ASSIGNED TASK:
Go through the entries below and say how many lines hold the word "duration". Nothing else is needed.

RAW DATA:

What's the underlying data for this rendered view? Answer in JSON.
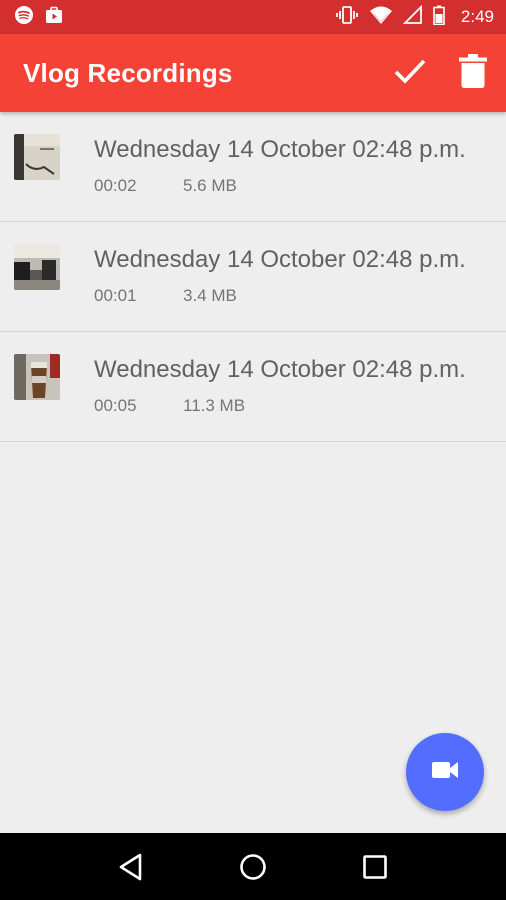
{
  "status_bar": {
    "time": "2:49",
    "icons": [
      "spotify-icon",
      "briefcase-icon",
      "vibrate-icon",
      "wifi-icon",
      "no-sim-icon",
      "battery-icon"
    ]
  },
  "app_bar": {
    "title": "Vlog Recordings",
    "actions": [
      "check-icon",
      "delete-icon"
    ],
    "color": "#f44336"
  },
  "recordings": [
    {
      "title": "Wednesday 14 October 02:48 p.m.",
      "duration": "00:02",
      "size": "5.6 MB"
    },
    {
      "title": "Wednesday 14 October 02:48 p.m.",
      "duration": "00:01",
      "size": "3.4 MB"
    },
    {
      "title": "Wednesday 14 October 02:48 p.m.",
      "duration": "00:05",
      "size": "11.3 MB"
    }
  ],
  "fab": {
    "icon": "videocam-icon",
    "color": "#536dfe"
  },
  "nav_bar": {
    "icons": [
      "back-icon",
      "home-icon",
      "recents-icon"
    ]
  }
}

EXERCISE SOLUTION:
3